But it worked – and it worked well.
SO … SHOULD IT END HERE?
Spoilers for Glass.
I’m split on this one – pun not intended.
The end of the movie sees all three of our characters die at the hands of some secret society A “Black Clover” society.
This was pretty odd, and the society’s goal was to hide superpowered people from the world … I mean, I guess that makes sense enough, and worked to develop the story and narrative in the movie.
It’s jarring to say the least, but it felt … satisfying. I can see why it received a bit of a polarised response, but it still feels like a natural conclusion to what Unbreakable started with Mr. Glass’s goal of revealing superpowered people to the world.
But now we have a secret society – a double-edged sword.
There is a way to have this universe very easily continue. There is a way to follow this shady organisation exploring other super-powered people, with even crazier stories to follow.
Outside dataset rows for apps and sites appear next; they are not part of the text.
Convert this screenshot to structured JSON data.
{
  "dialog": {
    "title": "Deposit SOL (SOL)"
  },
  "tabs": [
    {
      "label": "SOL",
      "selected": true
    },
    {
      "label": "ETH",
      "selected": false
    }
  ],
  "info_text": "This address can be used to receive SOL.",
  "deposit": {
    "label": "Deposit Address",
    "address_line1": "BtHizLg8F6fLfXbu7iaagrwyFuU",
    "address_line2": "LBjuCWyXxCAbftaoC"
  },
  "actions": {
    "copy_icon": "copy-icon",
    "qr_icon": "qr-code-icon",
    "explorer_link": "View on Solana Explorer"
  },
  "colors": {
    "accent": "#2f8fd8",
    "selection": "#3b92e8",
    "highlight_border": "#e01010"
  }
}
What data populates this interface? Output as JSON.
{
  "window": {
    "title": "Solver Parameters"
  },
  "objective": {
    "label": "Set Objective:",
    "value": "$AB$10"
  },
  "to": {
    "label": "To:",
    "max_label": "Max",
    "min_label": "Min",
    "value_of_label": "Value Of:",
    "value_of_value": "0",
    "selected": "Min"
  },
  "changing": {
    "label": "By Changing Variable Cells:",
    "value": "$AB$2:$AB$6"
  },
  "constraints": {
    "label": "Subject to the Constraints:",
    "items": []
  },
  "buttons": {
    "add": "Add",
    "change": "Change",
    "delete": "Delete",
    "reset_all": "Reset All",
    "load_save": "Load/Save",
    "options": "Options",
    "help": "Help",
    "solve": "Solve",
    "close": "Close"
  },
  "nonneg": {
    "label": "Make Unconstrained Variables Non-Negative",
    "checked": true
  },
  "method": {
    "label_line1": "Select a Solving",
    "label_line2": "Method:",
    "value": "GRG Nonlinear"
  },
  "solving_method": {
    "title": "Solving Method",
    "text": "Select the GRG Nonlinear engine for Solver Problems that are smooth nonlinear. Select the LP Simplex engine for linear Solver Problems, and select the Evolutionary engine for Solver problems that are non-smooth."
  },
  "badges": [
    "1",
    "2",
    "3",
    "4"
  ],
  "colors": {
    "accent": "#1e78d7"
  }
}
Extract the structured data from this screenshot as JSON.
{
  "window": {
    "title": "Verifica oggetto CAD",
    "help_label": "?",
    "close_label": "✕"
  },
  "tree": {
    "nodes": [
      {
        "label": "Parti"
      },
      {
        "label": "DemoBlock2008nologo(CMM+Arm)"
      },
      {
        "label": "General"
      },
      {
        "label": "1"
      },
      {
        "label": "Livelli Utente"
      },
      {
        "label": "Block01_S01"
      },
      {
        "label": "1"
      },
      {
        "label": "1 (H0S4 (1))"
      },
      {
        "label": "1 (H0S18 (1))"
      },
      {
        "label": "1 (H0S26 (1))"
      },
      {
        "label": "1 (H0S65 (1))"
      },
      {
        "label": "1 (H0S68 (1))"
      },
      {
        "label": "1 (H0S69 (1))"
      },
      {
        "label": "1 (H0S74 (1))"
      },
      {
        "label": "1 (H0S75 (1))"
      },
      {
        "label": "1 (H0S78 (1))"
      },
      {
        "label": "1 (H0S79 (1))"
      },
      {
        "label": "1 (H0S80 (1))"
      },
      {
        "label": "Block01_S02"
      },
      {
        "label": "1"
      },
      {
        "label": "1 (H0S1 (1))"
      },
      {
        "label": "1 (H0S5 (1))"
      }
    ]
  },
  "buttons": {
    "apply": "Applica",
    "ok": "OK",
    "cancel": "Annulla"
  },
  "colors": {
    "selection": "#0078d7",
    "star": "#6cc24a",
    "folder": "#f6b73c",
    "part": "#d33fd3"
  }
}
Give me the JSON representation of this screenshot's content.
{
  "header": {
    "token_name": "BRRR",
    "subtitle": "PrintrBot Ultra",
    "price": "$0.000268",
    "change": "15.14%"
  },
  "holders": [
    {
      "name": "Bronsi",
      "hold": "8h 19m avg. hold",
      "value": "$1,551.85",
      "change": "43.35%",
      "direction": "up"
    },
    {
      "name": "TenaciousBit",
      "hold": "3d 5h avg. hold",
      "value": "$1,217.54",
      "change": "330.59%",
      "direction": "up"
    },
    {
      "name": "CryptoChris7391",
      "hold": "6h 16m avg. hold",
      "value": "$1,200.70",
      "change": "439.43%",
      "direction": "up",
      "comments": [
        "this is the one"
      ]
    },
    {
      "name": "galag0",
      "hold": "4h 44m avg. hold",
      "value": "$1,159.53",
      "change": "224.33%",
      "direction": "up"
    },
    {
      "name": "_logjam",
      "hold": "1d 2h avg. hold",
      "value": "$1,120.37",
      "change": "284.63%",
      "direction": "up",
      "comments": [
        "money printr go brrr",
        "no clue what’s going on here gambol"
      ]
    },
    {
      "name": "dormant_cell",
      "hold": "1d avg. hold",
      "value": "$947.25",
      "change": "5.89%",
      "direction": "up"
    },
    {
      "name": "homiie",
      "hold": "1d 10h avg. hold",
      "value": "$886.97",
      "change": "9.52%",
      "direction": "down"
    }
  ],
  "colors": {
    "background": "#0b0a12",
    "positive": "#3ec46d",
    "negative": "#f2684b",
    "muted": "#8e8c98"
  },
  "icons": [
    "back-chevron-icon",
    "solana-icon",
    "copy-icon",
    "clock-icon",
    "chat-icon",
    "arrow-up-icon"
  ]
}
But I don’t think that’s the intent behind this movie – especially as the three supporting characters foil the society’s plans by uploading video to the world as part of Elijah’s master plan.
I think Marvel did this well with their ‘Phases’. Each phase tackled a different threat and had a different purpose.
- Phase 1: Form the Avengers
- Phase 2: Expand the universe, begin dividing the team.
- Phase 3: Infinity War – All-Star team-up
I’m just not sure it’s applicable to this property. Although I would see a movie called Black Clover exploring the inner workings of the society … but that’s already been done do death in various other properties (including Dark Universe where they had Prodigium – website and all – and I doubt ANYBODY remembers that.)
At the very least, it offers a range of fan theories and discussion points for the film – and anything that gets people talking about media is fine by me.
I mean, what if the Lady in the Water was really a genetic superpowered … person … with flying creatures and … well, I thought it could work. Maybe the Black Clover group could get a team together to take down the aliens from Signs? Or they were the real masterminds behind The Village because … yeah, all this would be a stretch.
But for now, it probably should end here: an enjoyable trilogy that started within the final few minutes of a secret sequel – brilliant.
We’re in an age where studios and production companies are looking more and more at keeping people invested in their properties. There is a huge range of content to compete with – including social media and YouTube. But Glass not only used these changes to better market itself by getting people talking about a nineteen-year-old movie,
I think the fact that Split was a “secret sequel” helped a lot as well. After all, nothing gets people talking more a secret.
Imagine if it were just announced that there was going to be an Unbreakable franchise – it could have been met with the same eye-roll that the Dark Universe got. But this proves the return potential in building up a franchise throughout different genres and films, whilst building up good-will with the fans.
I think a ‘Film-First’ approach works better, comes down to authenticity. Instead of being told about the next huge franchise coming your way, it’s far more enjoyable to ease into a story. I never felt like I was being manipulated by this film, or that it was setting a dozen movies down the line for Blumhouse to take my cash.
It was all about story, characterisation, and exploring a recurring theme throughout three movies. If studios could put their time into making one good movie at a time, and then sell the brand, then I think audiences would be more receptive to what they had to offer.
And that concludes the first story-look with the Glass franchise and proves how establishing subtle narratives and characters BEFORE a team up, will yield a better response than throwing everything at the wall to see what sticks.
If you have any case studies you’d like to cover, feel free to comment – and of course, like, share, follow, and repost.